Still, in concert with a theater sharpie, director Nicholas Martin, Freed harvests more than her share of laughs, particularly in her evocation of the parallels in public tastes between A.D. 64 and A.D. 2011 — and even more so in the title character, a megalomaniacal sicko who marshals the Roman rabble’s thirst for chills and thrills by making a complete spectacle of himself. The delightfully snide Danny Scheie purrs, simpers, fumes and camps it up grandly as Nero, whose feline perversity and hyper self-dramatizing put one in mind of a diabolical cousin of Bruno Tonioli.
“You, Nero” is the second play to make it onto an Arena stage this fall courtesy of the company’s pioneering resident playwright program; Karen Zacarias’s “The Book Club Play” was the first. By featuring both so prominently in its season, Arena is pushing new American play development ever more forcefully to the forefront of its agenda, much as Signature Theatre has over the past several seasons challenged its audience with a series of musical commissions yielding a mix of exhilarating and lukewarm results.

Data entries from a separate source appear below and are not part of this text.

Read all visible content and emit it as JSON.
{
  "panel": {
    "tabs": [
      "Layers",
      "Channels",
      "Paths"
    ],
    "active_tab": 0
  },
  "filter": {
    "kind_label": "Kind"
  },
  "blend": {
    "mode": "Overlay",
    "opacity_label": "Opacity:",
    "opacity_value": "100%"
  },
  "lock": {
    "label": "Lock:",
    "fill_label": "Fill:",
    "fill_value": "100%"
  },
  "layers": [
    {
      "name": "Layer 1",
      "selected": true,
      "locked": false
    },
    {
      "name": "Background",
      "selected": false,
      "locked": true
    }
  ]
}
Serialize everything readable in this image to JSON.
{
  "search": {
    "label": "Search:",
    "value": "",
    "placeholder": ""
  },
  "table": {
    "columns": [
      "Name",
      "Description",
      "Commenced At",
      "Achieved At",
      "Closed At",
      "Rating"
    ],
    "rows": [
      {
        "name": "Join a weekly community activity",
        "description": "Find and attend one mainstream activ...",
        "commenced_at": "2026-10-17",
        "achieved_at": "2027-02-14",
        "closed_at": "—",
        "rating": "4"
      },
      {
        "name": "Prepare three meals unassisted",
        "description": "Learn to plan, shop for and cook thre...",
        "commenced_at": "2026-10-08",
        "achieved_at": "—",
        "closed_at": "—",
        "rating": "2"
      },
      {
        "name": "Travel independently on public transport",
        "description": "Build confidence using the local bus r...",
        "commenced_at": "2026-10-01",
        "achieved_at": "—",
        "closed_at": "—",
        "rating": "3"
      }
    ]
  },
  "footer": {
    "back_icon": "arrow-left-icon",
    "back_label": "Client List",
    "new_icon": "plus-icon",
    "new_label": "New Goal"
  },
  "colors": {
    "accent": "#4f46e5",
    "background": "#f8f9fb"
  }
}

That’s the tricky nature of play-building. And one hopes that dedicated Arena playgoers will appreciate both the adventure the company is on and the pleasures of Freed’s academic burlesque. As in her earlier play, “The Beard of Avon,” in which she lampooned the Oxfordians by postulating that Shakespeare’s plays were written by a veritable posse of Elizabethan notables — including Elizabeth I — “You, Nero” places the conjecture over historical events squarely in the context of modern public sentiment. (As with accounts of the life of Shakespeare, chronicles of the exploits of emperor Nero are highly speculative.)
The decadent Nero is unpopular with the intelligentsia, having banned the playing of tragedy in favor of lightweight entertainment such as chariot races and gladiator death matches — the 1st century’s answer to Bravo TV’s lineup. “The adrenaline that comes of knowing you’re about to see real life and death — not some quaint imagined act,” grudgingly marvels the out-of-work actor Batheticus, played by the priceless Laurence O’Dwyer, as he sits through a bloodbath at the Hippodrome, hilariously orchestrated by set designer James Noone and the technical team, with severed hands and legs flying up from a central pit. (A later gag, in which a large reptile torments a member of a proselytizing religion, is a nifty use of anachronism.)
Aware that the unappetizing shenanigans at his court, such as his dalliance with the conniving Poppaea (Susannah Schulman), are not endearing him to anyone, Nero decides that a more conventional drama might be used to burnish his reputation. So he recruits a terrified, down-in-the-mouth dramatist, one Scribonius of Carthage (Jeff McCarthy, who intrepidly assumed the role after Marc Vietor left during previews), to compose a hagiographic piece about him for an upcoming arts festival.
Playwrights these days seem entranced by the idea of political will being forced on art: Is it a coincidence that the play just across Arena’s main corridor, Bill Cain’s Shakespearean fantasia “Equivocation,” also deals with a dramatist pressured to fabricate events to prop up a ruler’s image? In the more serendipitous “You, Nero,” it’s the unintended consequences of the danger in which the writer is placed that has the ironic payoff. Scribonius decides that the way to cast Nero in a sympathetic light is to invent tragedy’s modern handmaiden, naturalism: He shows the emperor a scene he’s written in which Nero as a boy is mentally tortured and lasciviously set upon by his mother Agrippina (Nancy Robinette, in the wholly suitable countenance of living, breathing gargoyle).
That Nero takes absolutely the wrong lesson from the viewing is one of the comic high points of the play; that it works so well is a testament to the fine line Scheie keeps to. His Nero is so giddily unleashed that you can’t look away, even when he makes a present to his newest infatuation (the superior Kasey Mahaffy) of, gulp, pieces of his own anatomy.
McCarthy has the aplomb to carry off the role of charming classical hack, and Noone’s set and Gabriel Berry’s costumes confer on the proceedings the ambiance of a well-heeled toga party — apt for a play that is cause for modest celebration.
by Amy Freed. Directed by Nicholas Martin. Set, James Noone; costumes, Gabriel Berry; lighting, Matthew Richards; sound, Drew Levy; original music, Mark Bennett; hair and wigs, Cookie Jordan; dramaturg, Aaron Malkin. With John Vennema, Jonathan W. Colby, Leigh Marie Marshall, Philip McLeod, Sarah Moser, Marlon Russ, Nicholas Yenson. About two hours. Through Jan. 1 at Arena Stage, 1101 Sixth St. SW. Visit www.arenastage.org or call 202-488-3300.